The four-year OD program at the New England College of Optometry is organized and delivered through four academic departments: Vision Science, Biomedical Science and Disease, Primary Care, and Specialty and Advanced Care as well as the Clinical Education Department.
Each course in the curriculum is developed as one step in a sequence designed to facilitate each student’s mastery of the knowledge and skills required of an optometric professional capable of managing conditions of the human eye and visual system. A strong foundation in didactic coursework is integrated with a rich and diverse patient care experience.
Each course in NECO's curriculum is carefully planned to coordinate and support a student's mastery of both knowledge and skills required of an optometric professional capbalbe of managing conditions of the human eye and visual system. Students build a strong foundation of didactic courses and labs focusing on basic science, eye health, ocular disease, and providing care to different types of patients and conditions. These classroom experiences are complemented by a rich and diverse patient care experience that grows progressively in time, commitment, and responsibilities over the four years. The fourth year is a culmination of the preparation as students take responsibility for full time clinical care of patients.
Four-Year OD Program Curriculum Overview
Class & Lab (* course includes lab)
Coursework includes: Anatomy & Physiology*, Cell Biology, Histology, and Ocular Anatomy* , Color Vision*, Clinical Reasoning, Neuroanatomy, Ocular Disease Principles*, Optics*, Principles & Practice of Optometry*, Vision Health Care, Visual Sensation and Perception*
The clinical experience begins with Patient Care I and is comprised of vision screenings of young children and observations of skilled optometrists.
Coursework includes: Binocular and Accommodative Anomalies*, Binocular Vision and Ocular Motility*, Clinical Medicine, Contact Lenses*, General Pharmacology, Immunology, Neural Basis of Vision, Ocular Biochemistry and Genetics, Ocular Disease Principles *, Ocular Pharmacology, Optics*, Principles and Practice of Optometry*
In the second year, the Patient Care II program provides opportunities for students to apply their knowledge and skills as part of the eye care team. Students spend around 8 hours a week working under clinical preceptors to apply classroom skills, perform initial aspects of eye exam, and take on increasing responsibility for the eye exam as the year progresses.

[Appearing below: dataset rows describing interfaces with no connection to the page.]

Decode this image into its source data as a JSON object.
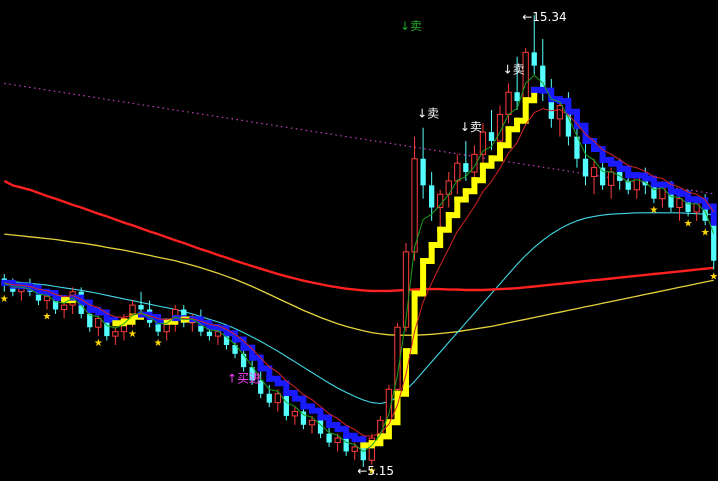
{
  "chart_data": {
    "type": "candlestick",
    "title": "",
    "xlabel": "",
    "ylabel": "",
    "grid": false,
    "axes_visible": false,
    "price_range": [
      4.9,
      15.5
    ],
    "colors": {
      "background": "#000000",
      "up_candle": "#ff3b3b",
      "down_candle": "#54ffff",
      "ma_red": "#ff2020",
      "ma_yellow": "#e6d23c",
      "ma_cyan": "#40d8e8",
      "ma_thin_red": "#d42424",
      "ma_green": "#1aa01a",
      "ma_magenta_dotted": "#c040c0",
      "trail_up": "#ffff00",
      "trail_down": "#1a1aff",
      "star": "#ffd700",
      "sell_signal_white": "#ffffff",
      "sell_signal_green": "#22aa22",
      "buy_signal": "#ff40ff"
    },
    "annotations": {
      "high_label": "15.34",
      "low_label": "5.15",
      "buy_label": "买进",
      "sell_label": "卖"
    },
    "candles": [
      [
        9.4,
        9.5,
        9.1,
        9.3
      ],
      [
        9.3,
        9.4,
        9.0,
        9.1
      ],
      [
        9.1,
        9.3,
        8.9,
        9.2
      ],
      [
        9.2,
        9.4,
        9.0,
        9.1
      ],
      [
        9.1,
        9.2,
        8.8,
        8.9
      ],
      [
        8.9,
        9.1,
        8.7,
        9.0
      ],
      [
        9.0,
        9.1,
        8.6,
        8.7
      ],
      [
        8.7,
        8.9,
        8.5,
        8.8
      ],
      [
        8.8,
        9.2,
        8.6,
        9.1
      ],
      [
        9.1,
        9.2,
        8.5,
        8.6
      ],
      [
        8.6,
        8.8,
        8.2,
        8.3
      ],
      [
        8.3,
        8.6,
        8.1,
        8.5
      ],
      [
        8.5,
        8.7,
        8.0,
        8.1
      ],
      [
        8.1,
        8.3,
        7.9,
        8.2
      ],
      [
        8.2,
        8.6,
        8.0,
        8.5
      ],
      [
        8.5,
        8.9,
        8.3,
        8.8
      ],
      [
        8.8,
        9.1,
        8.6,
        8.7
      ],
      [
        8.7,
        8.9,
        8.3,
        8.4
      ],
      [
        8.4,
        8.6,
        8.1,
        8.2
      ],
      [
        8.2,
        8.5,
        8.0,
        8.4
      ],
      [
        8.4,
        8.8,
        8.2,
        8.7
      ],
      [
        8.7,
        8.8,
        8.3,
        8.4
      ],
      [
        8.4,
        8.6,
        8.2,
        8.5
      ],
      [
        8.5,
        8.7,
        8.1,
        8.2
      ],
      [
        8.2,
        8.4,
        8.0,
        8.1
      ],
      [
        8.1,
        8.3,
        7.9,
        8.2
      ],
      [
        8.2,
        8.3,
        7.8,
        7.9
      ],
      [
        7.9,
        8.1,
        7.6,
        7.7
      ],
      [
        7.7,
        7.9,
        7.3,
        7.4
      ],
      [
        7.4,
        7.6,
        7.0,
        7.1
      ],
      [
        7.1,
        7.3,
        6.7,
        6.8
      ],
      [
        6.8,
        7.0,
        6.5,
        6.6
      ],
      [
        6.6,
        6.9,
        6.4,
        6.8
      ],
      [
        6.8,
        6.9,
        6.2,
        6.3
      ],
      [
        6.3,
        6.5,
        6.1,
        6.4
      ],
      [
        6.4,
        6.6,
        6.0,
        6.1
      ],
      [
        6.1,
        6.3,
        5.9,
        6.2
      ],
      [
        6.2,
        6.4,
        5.8,
        5.9
      ],
      [
        5.9,
        6.1,
        5.6,
        5.7
      ],
      [
        5.7,
        5.9,
        5.5,
        5.8
      ],
      [
        5.8,
        6.0,
        5.4,
        5.5
      ],
      [
        5.5,
        5.7,
        5.3,
        5.6
      ],
      [
        5.6,
        5.7,
        5.15,
        5.3
      ],
      [
        5.3,
        5.9,
        5.2,
        5.8
      ],
      [
        5.8,
        6.3,
        5.7,
        6.2
      ],
      [
        6.2,
        7.0,
        6.1,
        6.9
      ],
      [
        6.9,
        8.4,
        6.8,
        8.3
      ],
      [
        8.3,
        10.2,
        8.2,
        10.0
      ],
      [
        10.0,
        12.6,
        9.8,
        12.1
      ],
      [
        12.1,
        12.8,
        11.2,
        11.5
      ],
      [
        11.5,
        11.8,
        10.7,
        11.0
      ],
      [
        11.0,
        11.4,
        10.5,
        11.3
      ],
      [
        11.3,
        11.8,
        11.0,
        11.6
      ],
      [
        11.6,
        12.2,
        11.3,
        12.0
      ],
      [
        12.0,
        12.5,
        11.6,
        11.8
      ],
      [
        11.8,
        12.4,
        11.5,
        12.2
      ],
      [
        12.2,
        12.9,
        12.0,
        12.7
      ],
      [
        12.7,
        13.2,
        12.3,
        12.5
      ],
      [
        12.5,
        13.3,
        12.3,
        13.1
      ],
      [
        13.1,
        13.8,
        12.9,
        13.6
      ],
      [
        13.6,
        14.4,
        13.2,
        13.4
      ],
      [
        13.4,
        14.6,
        13.2,
        14.5
      ],
      [
        14.5,
        15.34,
        14.0,
        14.2
      ],
      [
        14.2,
        14.8,
        13.4,
        13.6
      ],
      [
        13.6,
        13.9,
        12.8,
        13.0
      ],
      [
        13.0,
        13.5,
        12.6,
        13.3
      ],
      [
        13.3,
        13.6,
        12.4,
        12.6
      ],
      [
        12.6,
        12.9,
        11.9,
        12.1
      ],
      [
        12.1,
        12.5,
        11.5,
        11.7
      ],
      [
        11.7,
        12.1,
        11.3,
        11.9
      ],
      [
        11.9,
        12.2,
        11.4,
        11.5
      ],
      [
        11.5,
        11.9,
        11.2,
        11.8
      ],
      [
        11.8,
        12.1,
        11.4,
        11.6
      ],
      [
        11.6,
        11.9,
        11.3,
        11.4
      ],
      [
        11.4,
        11.8,
        11.2,
        11.7
      ],
      [
        11.7,
        11.9,
        11.3,
        11.5
      ],
      [
        11.5,
        11.7,
        11.1,
        11.2
      ],
      [
        11.2,
        11.6,
        11.0,
        11.5
      ],
      [
        11.5,
        11.6,
        10.9,
        11.0
      ],
      [
        11.0,
        11.3,
        10.7,
        11.2
      ],
      [
        11.2,
        11.4,
        10.8,
        10.9
      ],
      [
        10.9,
        11.2,
        10.7,
        11.1
      ],
      [
        11.1,
        11.3,
        10.6,
        10.7
      ],
      [
        10.7,
        10.9,
        9.6,
        9.8
      ]
    ],
    "ma_red_values": [
      11.6,
      11.5,
      11.45,
      11.4,
      11.33,
      11.26,
      11.2,
      11.13,
      11.06,
      11.0,
      10.93,
      10.86,
      10.8,
      10.73,
      10.66,
      10.6,
      10.53,
      10.46,
      10.4,
      10.33,
      10.26,
      10.2,
      10.13,
      10.06,
      10.0,
      9.93,
      9.87,
      9.8,
      9.74,
      9.68,
      9.62,
      9.56,
      9.5,
      9.45,
      9.4,
      9.35,
      9.31,
      9.27,
      9.23,
      9.2,
      9.17,
      9.15,
      9.13,
      9.12,
      9.12,
      9.12,
      9.13,
      9.14,
      9.15,
      9.16,
      9.16,
      9.16,
      9.15,
      9.15,
      9.14,
      9.14,
      9.14,
      9.15,
      9.16,
      9.17,
      9.18,
      9.2,
      9.22,
      9.24,
      9.26,
      9.28,
      9.3,
      9.32,
      9.34,
      9.36,
      9.38,
      9.4,
      9.42,
      9.44,
      9.46,
      9.48,
      9.5,
      9.52,
      9.54,
      9.56,
      9.58,
      9.6,
      9.62,
      9.64
    ],
    "ma_yellow_values": [
      10.4,
      10.38,
      10.36,
      10.34,
      10.32,
      10.3,
      10.28,
      10.25,
      10.22,
      10.2,
      10.17,
      10.14,
      10.1,
      10.07,
      10.04,
      10.0,
      9.96,
      9.92,
      9.88,
      9.84,
      9.8,
      9.75,
      9.7,
      9.64,
      9.58,
      9.52,
      9.45,
      9.38,
      9.3,
      9.22,
      9.13,
      9.04,
      8.95,
      8.86,
      8.77,
      8.68,
      8.6,
      8.52,
      8.45,
      8.38,
      8.32,
      8.27,
      8.22,
      8.18,
      8.15,
      8.13,
      8.12,
      8.12,
      8.12,
      8.13,
      8.14,
      8.16,
      8.18,
      8.2,
      8.23,
      8.26,
      8.29,
      8.32,
      8.36,
      8.4,
      8.44,
      8.48,
      8.52,
      8.56,
      8.6,
      8.64,
      8.68,
      8.72,
      8.76,
      8.8,
      8.84,
      8.88,
      8.92,
      8.96,
      9.0,
      9.04,
      9.08,
      9.12,
      9.16,
      9.2,
      9.24,
      9.28,
      9.32,
      9.36
    ],
    "ma_cyan_values": [
      9.35,
      9.33,
      9.31,
      9.29,
      9.27,
      9.25,
      9.22,
      9.19,
      9.16,
      9.13,
      9.1,
      9.06,
      9.02,
      8.98,
      8.94,
      8.9,
      8.86,
      8.82,
      8.78,
      8.74,
      8.7,
      8.65,
      8.6,
      8.54,
      8.48,
      8.42,
      8.35,
      8.27,
      8.18,
      8.08,
      7.98,
      7.87,
      7.76,
      7.64,
      7.52,
      7.4,
      7.28,
      7.16,
      7.04,
      6.93,
      6.83,
      6.74,
      6.66,
      6.6,
      6.58,
      6.62,
      6.72,
      6.88,
      7.08,
      7.3,
      7.52,
      7.74,
      7.96,
      8.18,
      8.4,
      8.62,
      8.84,
      9.06,
      9.28,
      9.5,
      9.72,
      9.92,
      10.1,
      10.26,
      10.4,
      10.52,
      10.62,
      10.7,
      10.76,
      10.8,
      10.83,
      10.85,
      10.86,
      10.87,
      10.88,
      10.88,
      10.88,
      10.88,
      10.88,
      10.88,
      10.87,
      10.86,
      10.85,
      10.84
    ],
    "ma_magenta_values": [
      13.8,
      13.77,
      13.74,
      13.71,
      13.68,
      13.65,
      13.62,
      13.59,
      13.56,
      13.53,
      13.5,
      13.47,
      13.44,
      13.41,
      13.38,
      13.35,
      13.32,
      13.29,
      13.26,
      13.23,
      13.2,
      13.17,
      13.14,
      13.11,
      13.08,
      13.05,
      13.02,
      12.99,
      12.96,
      12.93,
      12.9,
      12.87,
      12.84,
      12.81,
      12.78,
      12.75,
      12.72,
      12.69,
      12.66,
      12.63,
      12.6,
      12.57,
      12.54,
      12.51,
      12.48,
      12.45,
      12.42,
      12.39,
      12.36,
      12.33,
      12.3,
      12.27,
      12.24,
      12.21,
      12.18,
      12.15,
      12.12,
      12.09,
      12.06,
      12.03,
      12.0,
      11.97,
      11.94,
      11.91,
      11.88,
      11.85,
      11.82,
      11.79,
      11.76,
      11.73,
      11.7,
      11.67,
      11.64,
      11.61,
      11.58,
      11.55,
      11.52,
      11.49,
      11.46,
      11.43,
      11.4,
      11.37,
      11.34,
      11.31
    ]
  }
}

Coursework includes: Advanced Diagnostic Techniques*, Advanced Ocular Disease, Clinical Neuro-ophthalmic Topics, Clinical Ocular Imaging Topics. Clinical Reasoning, Development, Strabismus, and Amblyopia*, Low Vision Rehabilitation Throughout the Life Span*, Ophthalmic Business and Management Policy, Pediatric Optometry, Solving Complex Refractive Issues, Special Topics: Ocular Disease and Advanced Clinical Care
During a student's third year, Patient Care III allows students to take responsibility for providing an entire eye exam and ancillary testing. Students spend two days a week at clinical placements in the NECO Clinical Network, working under guidance of clinical preceptors and performing complete eye exams.
The fourth year is entirely clinical, consisting of four three-month long external rotations, engagin in full time patient care.
- Primary Care Rotation (community health center, community clinic or private practice)
- Advanced Care Rotation (ocular disease in hospital or surgical center such as a VA medical center or eye institute)
- Specialty Care Rotation (vision therapy, contact lenses, pediatrics, geriatrics, patients with disabilities, or low vision)
- Elective Rotation